The Wildlife Photographer of the Year 2008 exhibition at London’s Natural History Museum has been attracting record numbers of visitors but must close its doors for the final time on 26 April. Photographers hoping to feature in the 2009 exhibition have less than three weeks left to enter.
Entries for the world’s most prestigious wildlife photography competition close on 27 March (20 March for postal entries). Last year’s competition attracted more than 32,000 entries from 82 countries.
This year the competition is being sponsored by Veolia Environnement, a world leader in environmental services, and will be known as ‘Veolia Environnement Wildlife Photographer of the Year 2009’.
As well as the Natural History Museum exhibition, the winning images tour regionally and internationally to more than 60 cities. The photos are also published in a hardback book and in a special supplement of BBC Wildlife Magazine. The competition, owned by the Museum and the Magazine, has been running annually since 1964.
Chair of the judging panel, zoologist, writer and photographer, Mark Carwardine said ‘Each year this great showcase for photographers raises the bar for innovative nature photography and plays an increasingly crucial role in provoking awareness of wildlife conservation’.
Mark said ‘Millions of people see the winning photographs through the exhibitions and the media coverage they generate. They not only get enjoyment from the visual impact of these images, they also gain new insights into the natural world.

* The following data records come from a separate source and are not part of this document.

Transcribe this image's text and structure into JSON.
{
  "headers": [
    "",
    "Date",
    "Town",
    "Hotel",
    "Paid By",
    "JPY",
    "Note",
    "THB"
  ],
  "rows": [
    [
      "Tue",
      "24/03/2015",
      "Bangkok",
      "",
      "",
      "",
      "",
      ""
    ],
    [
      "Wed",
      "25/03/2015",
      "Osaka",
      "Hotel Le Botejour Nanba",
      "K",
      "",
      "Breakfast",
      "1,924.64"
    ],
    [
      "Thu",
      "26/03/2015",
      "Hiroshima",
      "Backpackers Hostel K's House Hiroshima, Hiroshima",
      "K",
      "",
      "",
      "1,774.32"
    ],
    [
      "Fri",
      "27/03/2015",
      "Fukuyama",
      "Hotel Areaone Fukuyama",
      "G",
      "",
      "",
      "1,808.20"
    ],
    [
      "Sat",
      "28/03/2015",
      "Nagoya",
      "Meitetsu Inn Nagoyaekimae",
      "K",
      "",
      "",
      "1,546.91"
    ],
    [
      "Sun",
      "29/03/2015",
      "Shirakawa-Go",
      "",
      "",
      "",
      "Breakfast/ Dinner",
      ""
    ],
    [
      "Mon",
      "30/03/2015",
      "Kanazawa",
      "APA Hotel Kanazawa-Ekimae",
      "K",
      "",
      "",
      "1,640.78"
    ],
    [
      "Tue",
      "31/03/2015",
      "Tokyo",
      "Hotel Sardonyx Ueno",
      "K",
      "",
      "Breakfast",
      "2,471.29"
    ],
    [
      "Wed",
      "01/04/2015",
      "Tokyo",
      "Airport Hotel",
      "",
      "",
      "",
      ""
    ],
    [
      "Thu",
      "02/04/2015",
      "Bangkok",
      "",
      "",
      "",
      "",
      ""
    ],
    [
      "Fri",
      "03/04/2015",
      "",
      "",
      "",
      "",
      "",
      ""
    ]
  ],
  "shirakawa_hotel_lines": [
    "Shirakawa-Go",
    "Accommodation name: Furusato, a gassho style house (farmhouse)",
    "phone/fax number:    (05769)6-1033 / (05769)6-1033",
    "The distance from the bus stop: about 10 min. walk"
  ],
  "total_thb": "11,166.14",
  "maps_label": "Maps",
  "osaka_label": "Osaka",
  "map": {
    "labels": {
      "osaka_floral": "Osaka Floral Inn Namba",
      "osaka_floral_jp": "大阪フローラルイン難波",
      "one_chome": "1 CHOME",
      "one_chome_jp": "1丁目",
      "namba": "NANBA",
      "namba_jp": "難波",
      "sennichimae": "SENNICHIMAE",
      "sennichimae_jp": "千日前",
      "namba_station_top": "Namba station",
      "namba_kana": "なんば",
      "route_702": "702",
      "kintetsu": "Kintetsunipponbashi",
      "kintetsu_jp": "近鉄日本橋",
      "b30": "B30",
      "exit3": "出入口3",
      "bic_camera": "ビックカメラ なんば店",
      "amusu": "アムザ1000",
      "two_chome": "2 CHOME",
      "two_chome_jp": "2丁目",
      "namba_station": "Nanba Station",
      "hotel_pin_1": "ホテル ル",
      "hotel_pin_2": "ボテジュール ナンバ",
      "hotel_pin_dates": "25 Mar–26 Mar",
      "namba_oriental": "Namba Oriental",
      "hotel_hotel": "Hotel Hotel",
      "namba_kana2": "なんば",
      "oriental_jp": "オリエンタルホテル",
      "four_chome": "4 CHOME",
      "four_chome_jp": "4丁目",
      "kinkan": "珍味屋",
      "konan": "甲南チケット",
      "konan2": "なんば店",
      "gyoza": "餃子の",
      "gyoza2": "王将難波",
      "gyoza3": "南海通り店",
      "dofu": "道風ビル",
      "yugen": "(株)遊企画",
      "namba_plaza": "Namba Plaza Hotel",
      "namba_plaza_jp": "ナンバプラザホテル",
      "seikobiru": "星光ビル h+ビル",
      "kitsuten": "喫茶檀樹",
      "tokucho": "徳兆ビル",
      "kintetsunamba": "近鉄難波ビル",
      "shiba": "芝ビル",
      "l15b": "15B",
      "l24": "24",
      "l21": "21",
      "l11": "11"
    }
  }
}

‘The most important element for a winning photograph is originality. The judges will be seeing thousands of technically perfect, well-composed images. The ones that leap from the screen are those where the photographers have worked creatively to capture a different way of showing the drama, beauty or unique behaviour of the subject.’
Last year’s overall winner was American photographer Steve Winter for his image Snowstorm leopard. Mark said ‘Everything comes together in this striking picture – the drama of the snow, the mystery of the darkness, the posture of the rarely photographed snow leopard and the intriguing composition’.

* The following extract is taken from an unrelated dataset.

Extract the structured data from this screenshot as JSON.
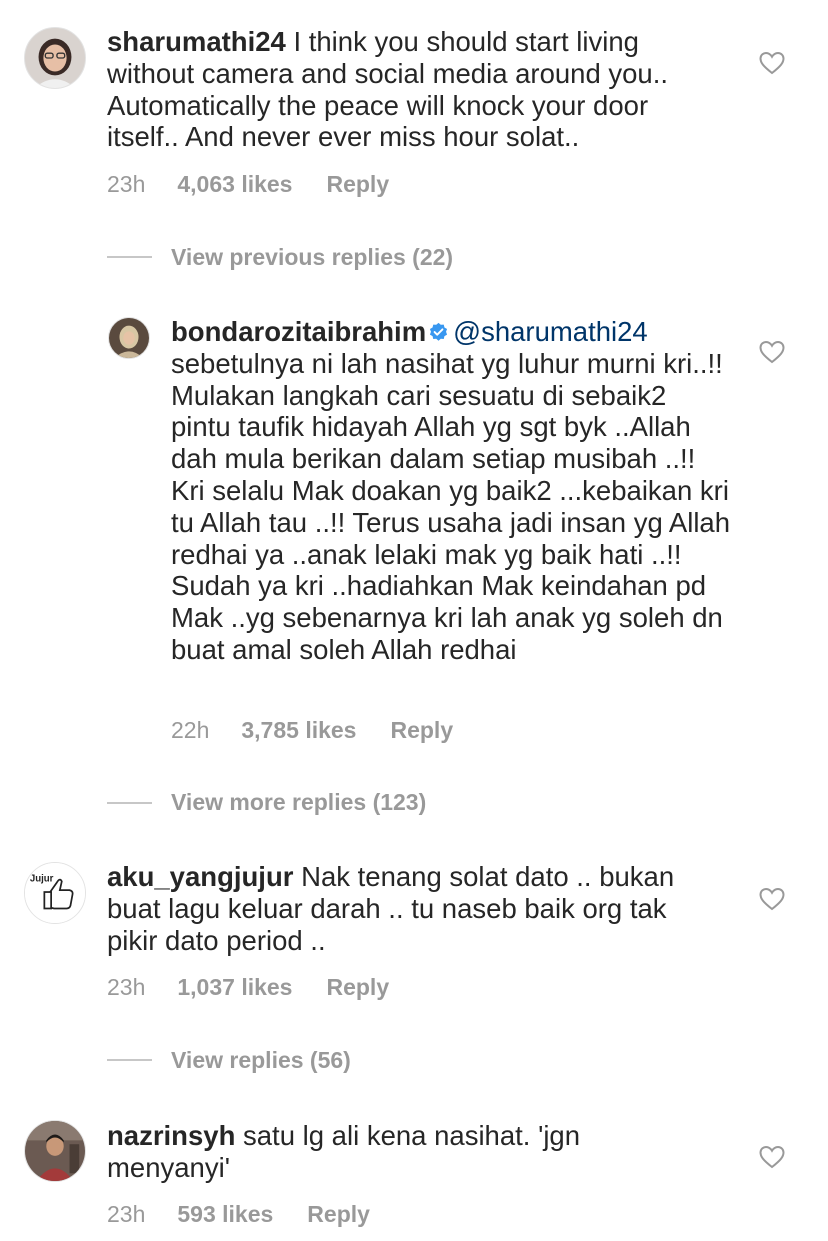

Other successful photographs from the 2008 competition included Brian Skerry’s Underworld shot of a blue cod strolling on its fins through an otherworldly garden of vibrant soft corals and starfish. The soft corals are sea pens – usually found at considerable depths. But they grow in the shallow waters of Long Sound Marine Reserve in New Zealand, where tannin-stained surface water blocks out sunlight, ‘tricking’ deep-water animals into settling at shallower depths.
For more information, high-resolution images or to arrange interviews, contact:
Gary Spink, Wildlife Photographer of the Year Press Officer
The Natural History Museum
Tel: + 44 (0) 20 7942 5156; Email: firstname.lastname@example.org